Entries shown:

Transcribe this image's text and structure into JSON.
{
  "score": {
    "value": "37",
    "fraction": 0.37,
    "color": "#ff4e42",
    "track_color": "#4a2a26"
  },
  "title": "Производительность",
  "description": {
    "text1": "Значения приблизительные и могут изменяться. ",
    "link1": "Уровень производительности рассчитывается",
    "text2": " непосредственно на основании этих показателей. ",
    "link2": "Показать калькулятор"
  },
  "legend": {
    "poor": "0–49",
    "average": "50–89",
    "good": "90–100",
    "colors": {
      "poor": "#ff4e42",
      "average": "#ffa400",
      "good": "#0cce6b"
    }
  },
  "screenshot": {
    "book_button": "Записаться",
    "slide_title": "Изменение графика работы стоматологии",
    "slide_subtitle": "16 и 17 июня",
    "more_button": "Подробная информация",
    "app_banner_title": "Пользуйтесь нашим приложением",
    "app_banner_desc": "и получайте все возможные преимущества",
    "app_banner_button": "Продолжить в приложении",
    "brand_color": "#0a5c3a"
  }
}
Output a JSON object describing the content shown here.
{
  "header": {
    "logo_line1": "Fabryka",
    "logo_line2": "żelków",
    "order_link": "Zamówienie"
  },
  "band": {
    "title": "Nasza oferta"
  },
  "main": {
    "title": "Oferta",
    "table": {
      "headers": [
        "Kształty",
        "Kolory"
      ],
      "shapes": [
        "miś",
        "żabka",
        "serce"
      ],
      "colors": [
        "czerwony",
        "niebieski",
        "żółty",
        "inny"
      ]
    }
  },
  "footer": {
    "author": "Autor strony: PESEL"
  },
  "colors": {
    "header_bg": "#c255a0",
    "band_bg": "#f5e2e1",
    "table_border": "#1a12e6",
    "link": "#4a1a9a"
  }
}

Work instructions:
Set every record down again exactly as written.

Answer below:
Transcribe this image's text and structure into JSON.
{
  "score": {
    "value": "37",
    "fraction": 0.37,
    "color": "#ff4e42",
    "track_color": "#4a2a26"
  },
  "title": "Производительность",
  "description": {
    "text1": "Значения приблизительные и могут изменяться. ",
    "link1": "Уровень производительности рассчитывается",
    "text2": " непосредственно на основании этих показателей. ",
    "link2": "Показать калькулятор"
  },
  "legend": {
    "poor": "0–49",
    "average": "50–89",
    "good": "90–100",
    "colors": {
      "poor": "#ff4e42",
      "average": "#ffa400",
      "good": "#0cce6b"
    }
  },
  "screenshot": {
    "book_button": "Записаться",
    "slide_title": "Изменение графика работы стоматологии",
    "slide_subtitle": "16 и 17 июня",
    "more_button": "Подробная информация",
    "app_banner_title": "Пользуйтесь нашим приложением",
    "app_banner_desc": "и получайте все возможные преимущества",
    "app_banner_button": "Продолжить в приложении",
    "brand_color": "#0a5c3a"
  }
}
Output a JSON object describing the content shown here.
{
  "header": {
    "logo_line1": "Fabryka",
    "logo_line2": "żelków",
    "order_link": "Zamówienie"
  },
  "band": {
    "title": "Nasza oferta"
  },
  "main": {
    "title": "Oferta",
    "table": {
      "headers": [
        "Kształty",
        "Kolory"
      ],
      "shapes": [
        "miś",
        "żabka",
        "serce"
      ],
      "colors": [
        "czerwony",
        "niebieski",
        "żółty",
        "inny"
      ]
    }
  },
  "footer": {
    "author": "Autor strony: PESEL"
  },
  "colors": {
    "header_bg": "#c255a0",
    "band_bg": "#f5e2e1",
    "table_border": "#1a12e6",
    "link": "#4a1a9a"
  }
}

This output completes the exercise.